**PROBLEM REQUIREMENTS**.
In your reply, write out the records exactly, each line intact.

**MATERIAL SUPPLIED**.
************
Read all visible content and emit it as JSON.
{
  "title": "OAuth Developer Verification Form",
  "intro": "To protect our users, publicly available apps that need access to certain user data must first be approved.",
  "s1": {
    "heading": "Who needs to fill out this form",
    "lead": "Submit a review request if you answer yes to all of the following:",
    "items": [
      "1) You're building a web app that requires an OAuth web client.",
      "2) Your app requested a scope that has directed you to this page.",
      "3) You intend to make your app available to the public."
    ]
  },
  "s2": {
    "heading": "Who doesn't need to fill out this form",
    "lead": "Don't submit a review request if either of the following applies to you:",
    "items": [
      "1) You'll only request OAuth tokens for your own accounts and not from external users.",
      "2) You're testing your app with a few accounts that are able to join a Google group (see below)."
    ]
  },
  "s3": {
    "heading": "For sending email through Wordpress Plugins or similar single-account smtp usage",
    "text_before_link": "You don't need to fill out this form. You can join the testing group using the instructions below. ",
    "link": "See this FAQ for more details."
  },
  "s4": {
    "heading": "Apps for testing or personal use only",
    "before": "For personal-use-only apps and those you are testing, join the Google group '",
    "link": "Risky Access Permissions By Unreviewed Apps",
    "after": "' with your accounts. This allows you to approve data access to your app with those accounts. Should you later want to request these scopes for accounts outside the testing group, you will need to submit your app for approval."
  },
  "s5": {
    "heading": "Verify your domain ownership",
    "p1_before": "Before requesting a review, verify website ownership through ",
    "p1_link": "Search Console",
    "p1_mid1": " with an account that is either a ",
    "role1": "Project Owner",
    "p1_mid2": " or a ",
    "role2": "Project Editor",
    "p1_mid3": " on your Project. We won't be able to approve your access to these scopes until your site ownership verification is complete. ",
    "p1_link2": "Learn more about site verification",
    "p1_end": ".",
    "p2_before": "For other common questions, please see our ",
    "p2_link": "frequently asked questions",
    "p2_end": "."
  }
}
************
**SOLVED PROBLEM**.
Read all visible content and emit it as JSON.
{
  "title": "OAuth Developer Verification Form",
  "intro": "To protect our users, publicly available apps that need access to certain user data must first be approved.",
  "s1": {
    "heading": "Who needs to fill out this form",
    "lead": "Submit a review request if you answer yes to all of the following:",
    "items": [
      "1) You're building a web app that requires an OAuth web client.",
      "2) Your app requested a scope that has directed you to this page.",
      "3) You intend to make your app available to the public."
    ]
  },
  "s2": {
    "heading": "Who doesn't need to fill out this form",
    "lead": "Don't submit a review request if either of the following applies to you:",
    "items": [
      "1) You'll only request OAuth tokens for your own accounts and not from external users.",
      "2) You're testing your app with a few accounts that are able to join a Google group (see below)."
    ]
  },
  "s3": {
    "heading": "For sending email through Wordpress Plugins or similar single-account smtp usage",
    "text_before_link": "You don't need to fill out this form. You can join the testing group using the instructions below. ",
    "link": "See this FAQ for more details."
  },
  "s4": {
    "heading": "Apps for testing or personal use only",
    "before": "For personal-use-only apps and those you are testing, join the Google group '",
    "link": "Risky Access Permissions By Unreviewed Apps",
    "after": "' with your accounts. This allows you to approve data access to your app with those accounts. Should you later want to request these scopes for accounts outside the testing group, you will need to submit your app for approval."
  },
  "s5": {
    "heading": "Verify your domain ownership",
    "p1_before": "Before requesting a review, verify website ownership through ",
    "p1_link": "Search Console",
    "p1_mid1": " with an account that is either a ",
    "role1": "Project Owner",
    "p1_mid2": " or a ",
    "role2": "Project Editor",
    "p1_mid3": " on your Project. We won't be able to approve your access to these scopes until your site ownership verification is complete. ",
    "p1_link2": "Learn more about site verification",
    "p1_end": ".",
    "p2_before": "For other common questions, please see our ",
    "p2_link": "frequently asked questions",
    "p2_end": "."
  }
}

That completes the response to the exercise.